◆ WHAT NEEDS TO BE DONE ◆
Without the pictures, can you quote each line below exactly?

◆ RECORDS PROVIDED ◆
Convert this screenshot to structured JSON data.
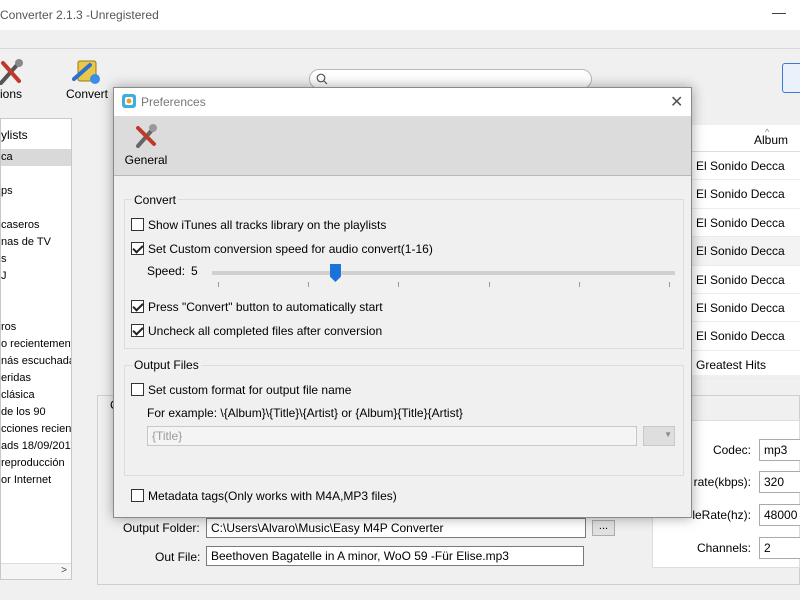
{
  "window": {
    "title": "Converter 2.1.3 -Unregistered",
    "minimize_glyph": "—"
  },
  "toolbar": {
    "options_label": "ions",
    "convert_label": "Convert",
    "search_placeholder": ""
  },
  "left_panel": {
    "header": "ylists",
    "items": [
      {
        "label": "ca",
        "selected": true
      },
      {
        "label": ""
      },
      {
        "label": "ps"
      },
      {
        "label": ""
      },
      {
        "label": "caseros"
      },
      {
        "label": "nas de TV"
      },
      {
        "label": "s"
      },
      {
        "label": "J"
      },
      {
        "label": ""
      },
      {
        "label": ""
      },
      {
        "label": "ros"
      },
      {
        "label": "o recientement"
      },
      {
        "label": "nás escuchadas"
      },
      {
        "label": "eridas"
      },
      {
        "label": "clásica"
      },
      {
        "label": "de los 90"
      },
      {
        "label": "cciones recien"
      },
      {
        "label": "ads 18/09/2013"
      },
      {
        "label": "reproducción"
      },
      {
        "label": "or Internet"
      }
    ]
  },
  "tracks": {
    "album_header": "Album",
    "rows": [
      "El Sonido Decca",
      "El Sonido Decca",
      "El Sonido Decca",
      "El Sonido Decca",
      "El Sonido Decca",
      "El Sonido Decca",
      "El Sonido Decca",
      "Greatest Hits"
    ]
  },
  "bottom": {
    "c_label": "C",
    "output_folder_label": "Output Folder:",
    "output_folder_value": "C:\\Users\\Alvaro\\Music\\Easy M4P Converter",
    "browse_label": "...",
    "out_file_label": "Out File:",
    "out_file_value": "Beethoven Bagatelle in A minor, WoO 59 -Für Elise.mp3",
    "codec_label": "Codec:",
    "codec_value": "mp3",
    "bitrate_label": "rate(kbps):",
    "bitrate_value": "320",
    "samplerate_label": "leRate(hz):",
    "samplerate_value": "48000",
    "channels_label": "Channels:",
    "channels_value": "2"
  },
  "dialog": {
    "title": "Preferences",
    "close_glyph": "✕",
    "tab_general": "General",
    "convert_group": {
      "title": "Convert",
      "show_itunes": {
        "label": "Show iTunes all tracks library on the playlists",
        "checked": false
      },
      "custom_speed": {
        "label": "Set Custom conversion speed for audio convert(1-16)",
        "checked": true
      },
      "speed_label": "Speed:",
      "speed_value": "5",
      "speed_min": 1,
      "speed_max": 16,
      "press_convert": {
        "label": "Press \"Convert\" button to automatically start",
        "checked": true
      },
      "uncheck_completed": {
        "label": "Uncheck all completed files after conversion",
        "checked": true
      }
    },
    "output_group": {
      "title": "Output Files",
      "custom_format": {
        "label": "Set custom format for output file name",
        "checked": false
      },
      "example": "For example: \\{Album}\\{Title}\\{Artist} or {Album}{Title}{Artist}",
      "format_placeholder": "{Title}"
    },
    "metadata_tags": {
      "label": "Metadata tags(Only works with M4A,MP3 files)",
      "checked": false
    }
  },
  "colors": {
    "accent": "#1a73d9",
    "window_bg": "#f0f0f0",
    "tab_strip_bg": "#dcdcdc"
  }
}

◆ WRITTEN ANSWER ◆
Convert this screenshot to structured JSON data.
{
  "window": {
    "title": "Converter 2.1.3 -Unregistered",
    "minimize_glyph": "—"
  },
  "toolbar": {
    "options_label": "ions",
    "convert_label": "Convert",
    "search_placeholder": ""
  },
  "left_panel": {
    "header": "ylists",
    "items": [
      {
        "label": "ca",
        "selected": true
      },
      {
        "label": ""
      },
      {
        "label": "ps"
      },
      {
        "label": ""
      },
      {
        "label": "caseros"
      },
      {
        "label": "nas de TV"
      },
      {
        "label": "s"
      },
      {
        "label": "J"
      },
      {
        "label": ""
      },
      {
        "label": ""
      },
      {
        "label": "ros"
      },
      {
        "label": "o recientement"
      },
      {
        "label": "nás escuchadas"
      },
      {
        "label": "eridas"
      },
      {
        "label": "clásica"
      },
      {
        "label": "de los 90"
      },
      {
        "label": "cciones recien"
      },
      {
        "label": "ads 18/09/2013"
      },
      {
        "label": "reproducción"
      },
      {
        "label": "or Internet"
      }
    ]
  },
  "tracks": {
    "album_header": "Album",
    "rows": [
      "El Sonido Decca",
      "El Sonido Decca",
      "El Sonido Decca",
      "El Sonido Decca",
      "El Sonido Decca",
      "El Sonido Decca",
      "El Sonido Decca",
      "Greatest Hits"
    ]
  },
  "bottom": {
    "c_label": "C",
    "output_folder_label": "Output Folder:",
    "output_folder_value": "C:\\Users\\Alvaro\\Music\\Easy M4P Converter",
    "browse_label": "...",
    "out_file_label": "Out File:",
    "out_file_value": "Beethoven Bagatelle in A minor, WoO 59 -Für Elise.mp3",
    "codec_label": "Codec:",
    "codec_value": "mp3",
    "bitrate_label": "rate(kbps):",
    "bitrate_value": "320",
    "samplerate_label": "leRate(hz):",
    "samplerate_value": "48000",
    "channels_label": "Channels:",
    "channels_value": "2"
  },
  "dialog": {
    "title": "Preferences",
    "close_glyph": "✕",
    "tab_general": "General",
    "convert_group": {
      "title": "Convert",
      "show_itunes": {
        "label": "Show iTunes all tracks library on the playlists",
        "checked": false
      },
      "custom_speed": {
        "label": "Set Custom conversion speed for audio convert(1-16)",
        "checked": true
      },
      "speed_label": "Speed:",
      "speed_value": "5",
      "speed_min": 1,
      "speed_max": 16,
      "press_convert": {
        "label": "Press \"Convert\" button to automatically start",
        "checked": true
      },
      "uncheck_completed": {
        "label": "Uncheck all completed files after conversion",
        "checked": true
      }
    },
    "output_group": {
      "title": "Output Files",
      "custom_format": {
        "label": "Set custom format for output file name",
        "checked": false
      },
      "example": "For example: \\{Album}\\{Title}\\{Artist} or {Album}{Title}{Artist}",
      "format_placeholder": "{Title}"
    },
    "metadata_tags": {
      "label": "Metadata tags(Only works with M4A,MP3 files)",
      "checked": false
    }
  },
  "colors": {
    "accent": "#1a73d9",
    "window_bg": "#f0f0f0",
    "tab_strip_bg": "#dcdcdc"
  }
}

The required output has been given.